** Task to complete **
Wherever the word "Małopolska" occurs in the listing, copy the whole line.

:: Source material ::

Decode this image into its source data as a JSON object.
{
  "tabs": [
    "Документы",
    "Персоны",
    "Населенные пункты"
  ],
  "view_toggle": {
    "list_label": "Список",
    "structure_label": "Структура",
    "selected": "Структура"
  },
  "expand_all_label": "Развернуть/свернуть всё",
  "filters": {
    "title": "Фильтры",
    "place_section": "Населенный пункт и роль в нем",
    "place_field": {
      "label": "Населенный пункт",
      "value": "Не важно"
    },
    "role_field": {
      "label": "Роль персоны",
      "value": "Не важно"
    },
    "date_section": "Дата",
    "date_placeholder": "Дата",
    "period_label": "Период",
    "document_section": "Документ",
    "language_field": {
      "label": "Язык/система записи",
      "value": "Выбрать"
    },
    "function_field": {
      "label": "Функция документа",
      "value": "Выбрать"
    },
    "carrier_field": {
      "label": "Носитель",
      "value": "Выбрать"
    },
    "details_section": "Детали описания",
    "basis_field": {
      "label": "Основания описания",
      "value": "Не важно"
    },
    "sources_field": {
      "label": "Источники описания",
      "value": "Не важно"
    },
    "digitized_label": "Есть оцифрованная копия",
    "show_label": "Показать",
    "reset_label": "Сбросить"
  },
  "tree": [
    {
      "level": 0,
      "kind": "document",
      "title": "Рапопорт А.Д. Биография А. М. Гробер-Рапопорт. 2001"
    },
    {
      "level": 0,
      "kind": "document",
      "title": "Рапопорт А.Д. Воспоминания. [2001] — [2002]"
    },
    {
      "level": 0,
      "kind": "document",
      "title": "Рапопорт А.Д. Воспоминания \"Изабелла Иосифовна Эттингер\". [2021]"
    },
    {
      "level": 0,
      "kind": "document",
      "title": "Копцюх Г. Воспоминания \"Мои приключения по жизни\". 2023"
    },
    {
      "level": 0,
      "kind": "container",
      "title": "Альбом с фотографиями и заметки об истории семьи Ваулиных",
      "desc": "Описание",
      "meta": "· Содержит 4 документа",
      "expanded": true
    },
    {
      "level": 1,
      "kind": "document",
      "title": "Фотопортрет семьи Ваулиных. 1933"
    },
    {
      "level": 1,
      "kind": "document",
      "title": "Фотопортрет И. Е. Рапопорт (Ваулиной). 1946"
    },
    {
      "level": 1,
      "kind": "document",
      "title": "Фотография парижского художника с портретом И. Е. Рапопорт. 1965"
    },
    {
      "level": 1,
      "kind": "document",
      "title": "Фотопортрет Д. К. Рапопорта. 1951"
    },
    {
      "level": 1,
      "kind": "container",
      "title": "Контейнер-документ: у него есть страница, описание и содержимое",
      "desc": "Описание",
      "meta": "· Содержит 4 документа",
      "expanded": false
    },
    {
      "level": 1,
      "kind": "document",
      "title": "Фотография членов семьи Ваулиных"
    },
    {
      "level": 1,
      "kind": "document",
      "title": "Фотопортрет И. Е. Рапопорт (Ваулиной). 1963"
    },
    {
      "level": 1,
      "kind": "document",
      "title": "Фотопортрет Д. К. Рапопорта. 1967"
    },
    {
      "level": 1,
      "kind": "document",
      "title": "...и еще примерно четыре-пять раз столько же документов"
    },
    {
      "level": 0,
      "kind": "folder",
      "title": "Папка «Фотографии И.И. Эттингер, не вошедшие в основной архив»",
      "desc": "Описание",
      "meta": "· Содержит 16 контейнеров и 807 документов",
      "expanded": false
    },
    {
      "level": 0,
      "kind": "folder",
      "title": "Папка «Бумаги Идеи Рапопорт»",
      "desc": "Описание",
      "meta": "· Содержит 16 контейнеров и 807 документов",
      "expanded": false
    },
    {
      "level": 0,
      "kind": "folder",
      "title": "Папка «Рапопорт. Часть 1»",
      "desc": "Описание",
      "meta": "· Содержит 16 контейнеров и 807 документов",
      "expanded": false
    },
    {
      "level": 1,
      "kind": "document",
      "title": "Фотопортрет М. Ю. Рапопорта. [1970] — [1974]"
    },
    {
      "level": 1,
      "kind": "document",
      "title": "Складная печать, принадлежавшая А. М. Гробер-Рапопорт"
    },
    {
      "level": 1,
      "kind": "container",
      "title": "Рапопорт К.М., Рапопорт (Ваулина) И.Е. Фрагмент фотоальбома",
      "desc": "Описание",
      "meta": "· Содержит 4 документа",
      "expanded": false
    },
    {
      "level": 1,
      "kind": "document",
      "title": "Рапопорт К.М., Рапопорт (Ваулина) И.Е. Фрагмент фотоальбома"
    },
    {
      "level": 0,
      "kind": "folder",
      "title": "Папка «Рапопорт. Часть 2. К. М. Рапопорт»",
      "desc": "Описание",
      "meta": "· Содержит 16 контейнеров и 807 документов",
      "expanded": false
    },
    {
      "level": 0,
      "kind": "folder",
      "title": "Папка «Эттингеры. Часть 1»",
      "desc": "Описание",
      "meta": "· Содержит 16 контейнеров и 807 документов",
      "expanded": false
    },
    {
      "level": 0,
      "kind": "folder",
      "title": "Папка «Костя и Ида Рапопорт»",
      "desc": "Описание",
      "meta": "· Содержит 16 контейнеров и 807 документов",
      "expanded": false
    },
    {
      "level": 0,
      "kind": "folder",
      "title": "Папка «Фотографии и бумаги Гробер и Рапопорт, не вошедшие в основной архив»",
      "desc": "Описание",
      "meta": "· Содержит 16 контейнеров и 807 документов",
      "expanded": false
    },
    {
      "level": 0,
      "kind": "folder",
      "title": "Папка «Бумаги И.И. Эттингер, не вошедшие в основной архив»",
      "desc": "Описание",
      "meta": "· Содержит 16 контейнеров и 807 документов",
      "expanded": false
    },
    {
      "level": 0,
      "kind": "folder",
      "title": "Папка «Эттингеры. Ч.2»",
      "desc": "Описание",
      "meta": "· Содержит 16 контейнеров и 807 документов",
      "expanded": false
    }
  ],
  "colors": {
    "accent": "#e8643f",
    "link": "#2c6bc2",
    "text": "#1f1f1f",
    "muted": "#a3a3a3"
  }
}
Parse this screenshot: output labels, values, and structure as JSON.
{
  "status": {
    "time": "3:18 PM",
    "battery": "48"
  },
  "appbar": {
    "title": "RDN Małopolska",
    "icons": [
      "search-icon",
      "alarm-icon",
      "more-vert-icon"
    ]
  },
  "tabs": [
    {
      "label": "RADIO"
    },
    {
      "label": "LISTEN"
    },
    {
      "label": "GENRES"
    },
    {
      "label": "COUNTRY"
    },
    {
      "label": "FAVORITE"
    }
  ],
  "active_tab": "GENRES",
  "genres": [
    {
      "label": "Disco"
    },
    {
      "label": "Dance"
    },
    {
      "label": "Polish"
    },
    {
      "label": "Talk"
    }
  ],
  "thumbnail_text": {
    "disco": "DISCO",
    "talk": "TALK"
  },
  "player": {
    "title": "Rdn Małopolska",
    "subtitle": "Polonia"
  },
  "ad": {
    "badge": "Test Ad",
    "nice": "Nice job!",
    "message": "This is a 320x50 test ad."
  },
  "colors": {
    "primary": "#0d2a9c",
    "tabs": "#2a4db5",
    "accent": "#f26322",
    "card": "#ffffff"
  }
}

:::

** Exercise answer **
    "title": "RDN Małopolska",
    "title": "Rdn Małopolska",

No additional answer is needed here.